**Exercise aim:**
Pictures stay out. Everything else in the listing below gets written out exactly.
--- Exercise input Enclosed Below ---
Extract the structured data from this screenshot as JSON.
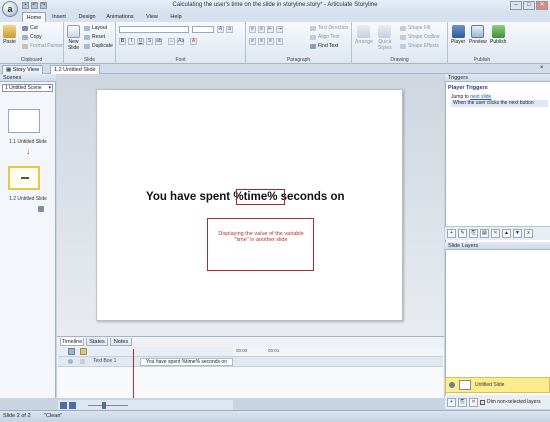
{
  "window": {
    "title": "Calculating the user's time on the slide in storyline.story* - Articulate Storyline",
    "app_letter": "a"
  },
  "tabs": [
    "Home",
    "Insert",
    "Design",
    "Animations",
    "View",
    "Help"
  ],
  "ribbon": {
    "clipboard": {
      "paste": "Paste",
      "cut": "Cut",
      "copy": "Copy",
      "format_painter": "Format Painter",
      "label": "Clipboard"
    },
    "slide": {
      "new_slide": "New\nSlide",
      "layout": "Layout",
      "reset": "Reset",
      "duplicate": "Duplicate",
      "label": "Slide"
    },
    "font": {
      "label": "Font"
    },
    "paragraph": {
      "text_direction": "Text Direction",
      "align_text": "Align Text",
      "find_text": "Find Text",
      "label": "Paragraph"
    },
    "drawing": {
      "arrange": "Arrange",
      "quick_styles": "Quick\nStyles",
      "shape_fill": "Shape Fill",
      "shape_outline": "Shape Outline",
      "shape_effects": "Shape Effects",
      "label": "Drawing"
    },
    "publish": {
      "player": "Player",
      "preview": "Preview",
      "publish": "Publish",
      "label": "Publish"
    }
  },
  "doc_tabs": [
    "Story View",
    "1.2 Untitled Slide"
  ],
  "scenes": {
    "header": "Scenes",
    "selected_scene": "1 Untitled Scene",
    "slides": [
      "1.1 Untitled Slide",
      "1.2 Untitled Slide"
    ]
  },
  "slide": {
    "text_before": "You have spent ",
    "variable": "%time%",
    "text_after": " seconds on",
    "caption": "Displaying the value of the variable \"time\" in another slide"
  },
  "timeline": {
    "tabs": [
      "Timeline",
      "States",
      "Notes"
    ],
    "row_label": "Text Box 1",
    "bar_text": "You have spent %time% seconds on",
    "ticks": [
      "00:00",
      "00:01"
    ]
  },
  "triggers": {
    "header": "Triggers",
    "section": "Player Triggers",
    "action_prefix": "Jump to ",
    "action_link": "next slide",
    "condition": "When the user clicks the next button"
  },
  "layers": {
    "header": "Slide Layers",
    "base_layer": "Untitled Slide",
    "dim_option": "Dim non-selected layers"
  },
  "status": {
    "slide_info": "Slide 2 of 2",
    "theme": "\"Clean\""
  }
}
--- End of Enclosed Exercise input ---
**Written answer:**
Extract the structured data from this screenshot as JSON.
{
  "window": {
    "title": "Calculating the user's time on the slide in storyline.story* - Articulate Storyline",
    "app_letter": "a"
  },
  "tabs": [
    "Home",
    "Insert",
    "Design",
    "Animations",
    "View",
    "Help"
  ],
  "ribbon": {
    "clipboard": {
      "paste": "Paste",
      "cut": "Cut",
      "copy": "Copy",
      "format_painter": "Format Painter",
      "label": "Clipboard"
    },
    "slide": {
      "new_slide": "New\nSlide",
      "layout": "Layout",
      "reset": "Reset",
      "duplicate": "Duplicate",
      "label": "Slide"
    },
    "font": {
      "label": "Font"
    },
    "paragraph": {
      "text_direction": "Text Direction",
      "align_text": "Align Text",
      "find_text": "Find Text",
      "label": "Paragraph"
    },
    "drawing": {
      "arrange": "Arrange",
      "quick_styles": "Quick\nStyles",
      "shape_fill": "Shape Fill",
      "shape_outline": "Shape Outline",
      "shape_effects": "Shape Effects",
      "label": "Drawing"
    },
    "publish": {
      "player": "Player",
      "preview": "Preview",
      "publish": "Publish",
      "label": "Publish"
    }
  },
  "doc_tabs": [
    "Story View",
    "1.2 Untitled Slide"
  ],
  "scenes": {
    "header": "Scenes",
    "selected_scene": "1 Untitled Scene",
    "slides": [
      "1.1 Untitled Slide",
      "1.2 Untitled Slide"
    ]
  },
  "slide": {
    "text_before": "You have spent ",
    "variable": "%time%",
    "text_after": " seconds on",
    "caption": "Displaying the value of the variable \"time\" in another slide"
  },
  "timeline": {
    "tabs": [
      "Timeline",
      "States",
      "Notes"
    ],
    "row_label": "Text Box 1",
    "bar_text": "You have spent %time% seconds on",
    "ticks": [
      "00:00",
      "00:01"
    ]
  },
  "triggers": {
    "header": "Triggers",
    "section": "Player Triggers",
    "action_prefix": "Jump to ",
    "action_link": "next slide",
    "condition": "When the user clicks the next button"
  },
  "layers": {
    "header": "Slide Layers",
    "base_layer": "Untitled Slide",
    "dim_option": "Dim non-selected layers"
  },
  "status": {
    "slide_info": "Slide 2 of 2",
    "theme": "\"Clean\""
  }
}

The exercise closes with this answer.